Boris Johnson leaving 10 Downing Street to attend the weekly Prime Minister's Questions at the Houses of Parliament, in London, on Feb. 9. (Matt Dunham/AP)

Scotland Yard said on Wednesday that it is reviewing its assessment that a Christmas quiz at Downing Street on Dec. 15, 2020 did not meet the threshold for criminal investigation after an image surfaced of UK Prime Minister Boris Johnson near a bottle of champagne, according to a statement from the Metropolitan Police. 

The news comes after a new photo emerged on Wednesday, published by The Mirror, seemingly showing Johnson gathering with others in an office setting, with a bottle of champagne, while the country was under a strict lockdown. 
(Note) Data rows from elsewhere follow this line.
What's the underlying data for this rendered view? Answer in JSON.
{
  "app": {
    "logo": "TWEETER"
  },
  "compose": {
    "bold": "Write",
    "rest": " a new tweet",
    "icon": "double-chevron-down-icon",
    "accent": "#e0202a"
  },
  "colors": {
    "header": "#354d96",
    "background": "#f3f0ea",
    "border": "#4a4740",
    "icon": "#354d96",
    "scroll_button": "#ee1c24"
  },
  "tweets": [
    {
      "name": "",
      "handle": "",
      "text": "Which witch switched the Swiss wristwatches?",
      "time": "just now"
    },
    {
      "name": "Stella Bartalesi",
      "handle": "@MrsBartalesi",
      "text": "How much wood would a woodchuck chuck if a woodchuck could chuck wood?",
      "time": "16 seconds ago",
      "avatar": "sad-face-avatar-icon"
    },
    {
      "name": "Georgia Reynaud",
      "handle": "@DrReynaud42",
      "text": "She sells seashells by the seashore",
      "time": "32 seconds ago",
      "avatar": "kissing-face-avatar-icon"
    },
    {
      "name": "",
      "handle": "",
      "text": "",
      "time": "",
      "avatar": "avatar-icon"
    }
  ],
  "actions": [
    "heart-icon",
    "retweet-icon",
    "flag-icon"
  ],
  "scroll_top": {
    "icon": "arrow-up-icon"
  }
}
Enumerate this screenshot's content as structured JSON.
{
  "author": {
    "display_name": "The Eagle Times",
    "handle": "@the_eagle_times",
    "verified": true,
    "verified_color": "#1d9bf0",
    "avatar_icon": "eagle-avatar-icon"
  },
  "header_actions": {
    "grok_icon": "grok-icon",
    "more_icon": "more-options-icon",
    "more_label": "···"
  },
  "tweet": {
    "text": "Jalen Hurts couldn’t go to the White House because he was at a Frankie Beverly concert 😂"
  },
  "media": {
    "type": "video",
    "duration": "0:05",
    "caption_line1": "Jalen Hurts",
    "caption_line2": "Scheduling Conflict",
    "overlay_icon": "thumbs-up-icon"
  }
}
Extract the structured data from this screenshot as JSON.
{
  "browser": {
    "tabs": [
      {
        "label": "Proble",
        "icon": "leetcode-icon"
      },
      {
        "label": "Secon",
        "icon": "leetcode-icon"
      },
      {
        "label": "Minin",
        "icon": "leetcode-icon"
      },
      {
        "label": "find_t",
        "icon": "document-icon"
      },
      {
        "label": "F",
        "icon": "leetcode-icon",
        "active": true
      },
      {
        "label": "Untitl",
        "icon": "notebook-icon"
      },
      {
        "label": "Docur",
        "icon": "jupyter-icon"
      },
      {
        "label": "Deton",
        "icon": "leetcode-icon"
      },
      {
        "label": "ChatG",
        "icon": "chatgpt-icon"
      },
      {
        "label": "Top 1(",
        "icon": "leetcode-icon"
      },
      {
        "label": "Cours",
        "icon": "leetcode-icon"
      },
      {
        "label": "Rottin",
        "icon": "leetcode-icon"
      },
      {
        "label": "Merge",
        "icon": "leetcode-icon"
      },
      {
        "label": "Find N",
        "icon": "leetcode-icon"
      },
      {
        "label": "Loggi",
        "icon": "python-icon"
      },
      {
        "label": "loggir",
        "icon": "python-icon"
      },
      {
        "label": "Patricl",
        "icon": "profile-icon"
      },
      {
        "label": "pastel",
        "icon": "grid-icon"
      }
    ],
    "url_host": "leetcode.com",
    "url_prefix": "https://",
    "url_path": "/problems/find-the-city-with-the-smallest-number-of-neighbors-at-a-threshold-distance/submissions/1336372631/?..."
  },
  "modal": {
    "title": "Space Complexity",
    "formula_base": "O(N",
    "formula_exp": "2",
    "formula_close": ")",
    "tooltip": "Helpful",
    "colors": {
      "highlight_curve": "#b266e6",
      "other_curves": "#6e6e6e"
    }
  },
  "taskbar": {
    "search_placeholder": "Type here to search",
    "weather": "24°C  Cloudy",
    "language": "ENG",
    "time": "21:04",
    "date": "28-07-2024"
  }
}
The gathering was not included in the list of events published on Jan. 31 as being investigated by the police, but it was mentioned by senior civil servant Sue Gray in her findings to the Downing Street inquiry

The Metropolitan Police said in a statement Wednesday: "The MPS previously assessed this event and determined that on the basis of the evidence available at that time, it did not meet the threshold for criminal investigation. That assessment is now being reviewed." 

On Jan. 25, the police announced it was investigating a "number of events" that took place at Downing Street and Whitehall in the last two years in relation to potential coronavirus regulation breaches. 

1:40 p.m. ET, February 9, 2022

Police say truckers moved tractors and vehicles to block US-Canada border in protest

From CNN's Paul P. Murphy

A Royal Canadian Mounted Police (RCMP) spokesperson said the US-Canada border at Coutts, Alberta, remains inaccessible after truckers moved additional vehicles to block the highway on Tuesday evening.

The protesters in Coutts are part of a group of truckers across Canada that have successfully blocked major border crossings in protest of Canada's mandate requiring that trucker drivers be fully vaccinated against Covid-19 or face strict testing and quarantine requirements.

Fraser Logan, spokesperson for the RCMP in Alberta, said that vehicles were moved onto Highway 4, completely blocking access to the border, around 8 p.m. local time on Tuesday.

"Protesters moved in 10 farm tractors and three passenger vehicles," Logan said, describing the situation as fluid. 

In a Tuesday evening press conference, RCMP Deputy Commissioner Curtis Zablocki had touted the dwindling number of truckers present at the protests as progress towards breaking the blockade. He said that was through successful conversations with the protesters over the almost two-week-long blockade.  

Part of the success, Zablocki said, was convincing truckers to allow a lane of traffic to open in either direction towards the border.

Logan did not have any information as to what may have led the truckers to bring in the additional vehicles and completely shut down roadway access. However, Logan did confirm that the RCMP in Alberta is continuing to talk to towing companies about moving the trucks.

According to Department of Transportation statistics, roughly 150,000 trucks pass through the Sweet Grass-Coutts border crossing each year. The nearest border crossing to the east adds about two hours of travel to a trip; the nearest border crossing to the west adds about an hour travel to a trip. 

Zablocki said the protests started in Coutts 12 days ago with over 250 truckers, but as of Tuesday evening, that number has dwindled to around 50.